It is very possible to pray in the flesh, to pray according to our own fleshly desires, not as humble children before their father, but as spoiled children — or to pray to God as if He is our slave and not our Father. We have mention of this in James 4:3 "You ask and do not receive, because you ask with wrong motives, so that you may spend it on your pleasures." Praying in the Spirit is praying with a proper, Spirit-produced attitude of humility and love and intimacy. And we are often so weak or so confused that we don’t know how to pray. Well, the Holy Spirit also helps us in our weakness, when we do not know how to pray. He leads us to lift up prayers that are too deep for words, that are a cry of the heart to God, a groaning that goes forth to our Abba Father who hears hearts and not just words (Romans 8:26).

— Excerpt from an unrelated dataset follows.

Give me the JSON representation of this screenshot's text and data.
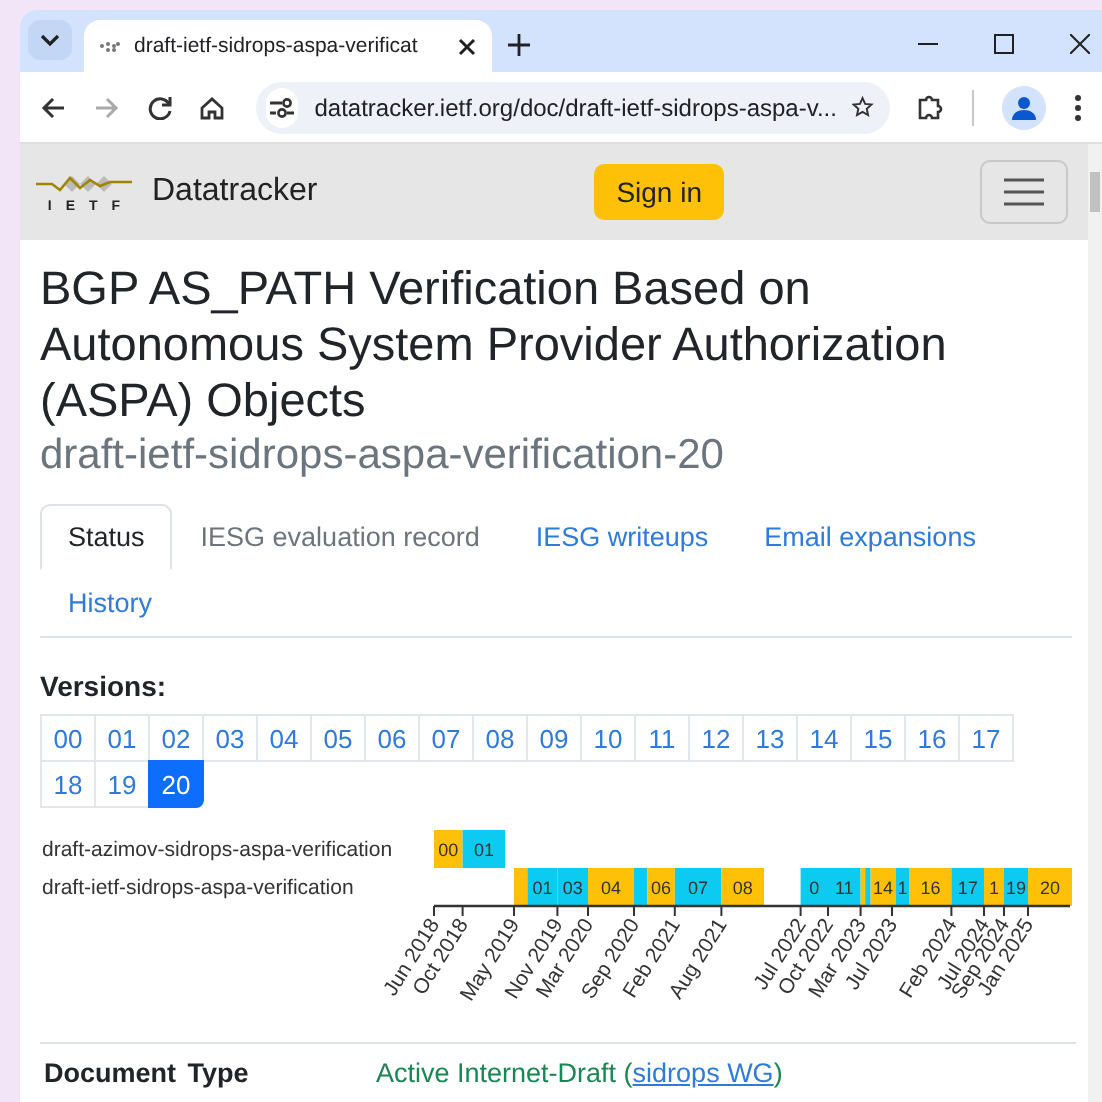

When "Abba, Father" is our cry, we’re right where we’re supposed to be. And more and more the Holy Spirit moves us to yearn for the consummation of our adoption, when Christ returns again in glory. I believe that this is why Revelation 22:17 says, "The Spirit and the bride say, ‘Come.’" (see also Romans 8:23).
The fact that God has invited us, through the Spirit of His Son, to address Him in this intimate way, tells us a lot about His intentions for His children. This invitation is a sign and demonstration of His great love and of His desire to have an intimate personal relationship with each one of His children. It is a promise of fatherly care. It is a foretaste of the glory that is to come, when we shall receive the full measure of all that God has prepared for His children, the inheritance we shall receive as His sons. It is also certainly a promise of Fatherly instruction and loving discipline, in order to conform us to the image of His only begotten Son.

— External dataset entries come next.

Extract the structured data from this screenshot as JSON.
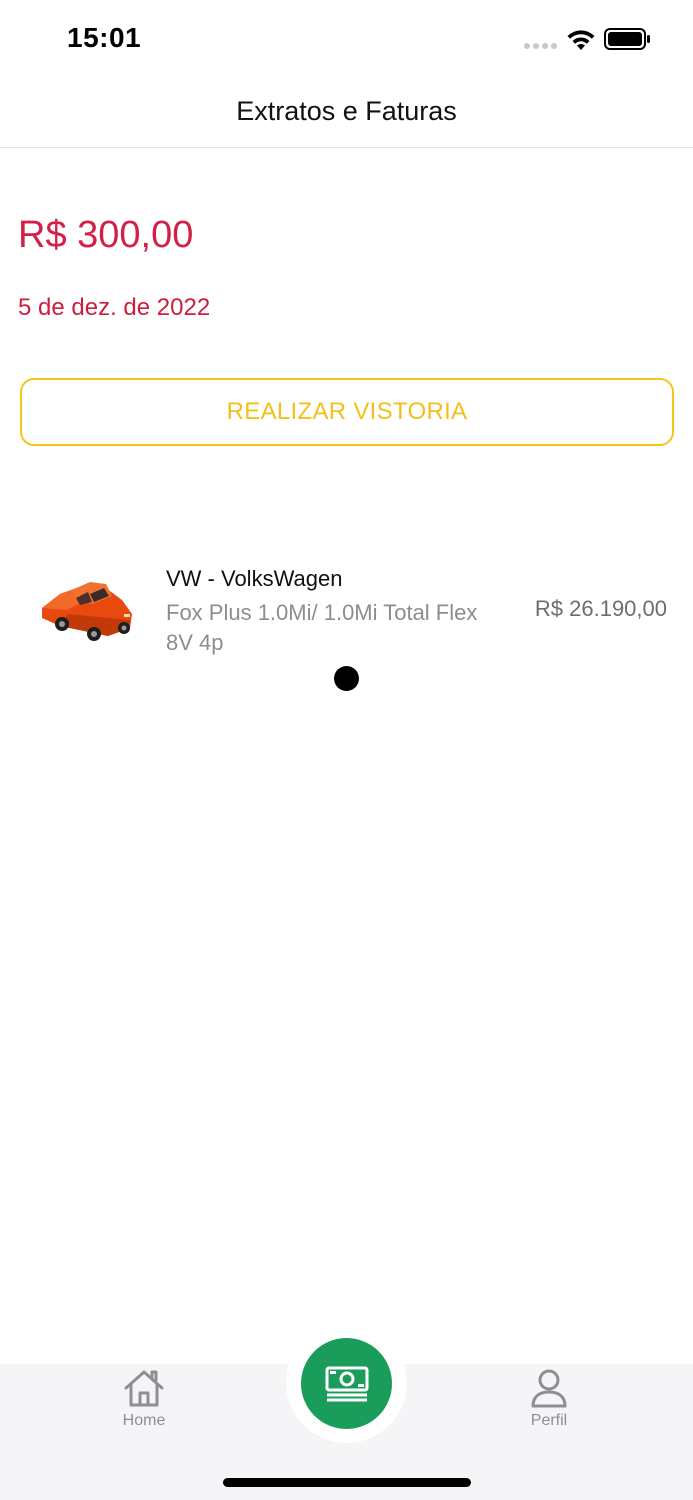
{
  "status_bar": {
    "time": "15:01",
    "icons": [
      "cellular-signal-icon",
      "wifi-icon",
      "battery-icon"
    ]
  },
  "header": {
    "title": "Extratos e Faturas"
  },
  "summary": {
    "amount": "R$ 300,00",
    "date": "5 de dez. de 2022"
  },
  "actions": {
    "vistoria_label": "REALIZAR VISTORIA"
  },
  "vehicle": {
    "image": "red-car-icon",
    "brand": "VW - VolksWagen",
    "model": "Fox Plus 1.0Mi/ 1.0Mi Total Flex 8V 4p",
    "price": "R$ 26.190,00"
  },
  "tab_bar": {
    "items": [
      {
        "label": "Home",
        "icon": "home-icon"
      },
      {
        "label": "",
        "icon": "money-icon"
      },
      {
        "label": "Perfil",
        "icon": "person-icon"
      }
    ]
  },
  "colors": {
    "amount": "#d32048",
    "accent_yellow": "#f5c518",
    "fab_green": "#1a9c5b",
    "tab_inactive": "#8e8e93"
  }
}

The Spirit bearing witness with our spirit that we are children of God
Not only does this verse tell us about prayer and intimacy with God, it also tells us about assurance of salvation. Is a Christian supposed to know for sure that he is saved? Is it possible for people to know that they are going to heaven? Well, the Bible makes it clear that God wants those who believe in the name of the Son of God to know that they have eternal life (1John 5:13). And the Bible gives us two ways whereby we might obtain assurance of our salvation. One is subjective and one is objective. That is, one is something we feel and one is something that we see. But both are produced by the Holy Spirit.
The one that is mentioned in Rom.8:16 is the subjective basis for assurance: "The Spirit Himself bears witness with our spirit that we are children of God." The Spirit in us crying out Abba Father gives us assurance that we are true believers in Christ. This seems to be what John also has in mind in when he says in 1John 3:24b: "We know by this that He abides in us: by the Spirit whom He has given us." (And also 1John 4:13.)
The objective basis for assurance is Spirit-produced faithfulness and Christlikeness, the Spirit producing in us the life of Christ:
1John 2:3- "And by this we know that we have come to know Him: if we keep His commandments."
1John 2:5b-6- "By this we know that we are in Him: the one who says he abides in Him ought himself to walk in the same manner as He walked."
(See also 1John 1:6-7; 2:4-5a, 9-11, 15b, 19, 29b; 3:6-10, 14-15, 17-20, 3:24; 4:7-8, 12, 17a, 20; 5:18.)
What a privilege "Abba Father" is! How we see God’s love in it! How we receive God’s help by it! How else could we survive? When the load gets heavy, when it is painful to keep pouring out our lives, when we taste the grief of dying to ourselves, what would we do if we could not cry out to our Father in heaven? When we begin to feel overwhelmed with anxieties, when pressures mount, this is our source of strength and comfort. Giving us the Holy Spirit was a better gift than if He had given us the whole world!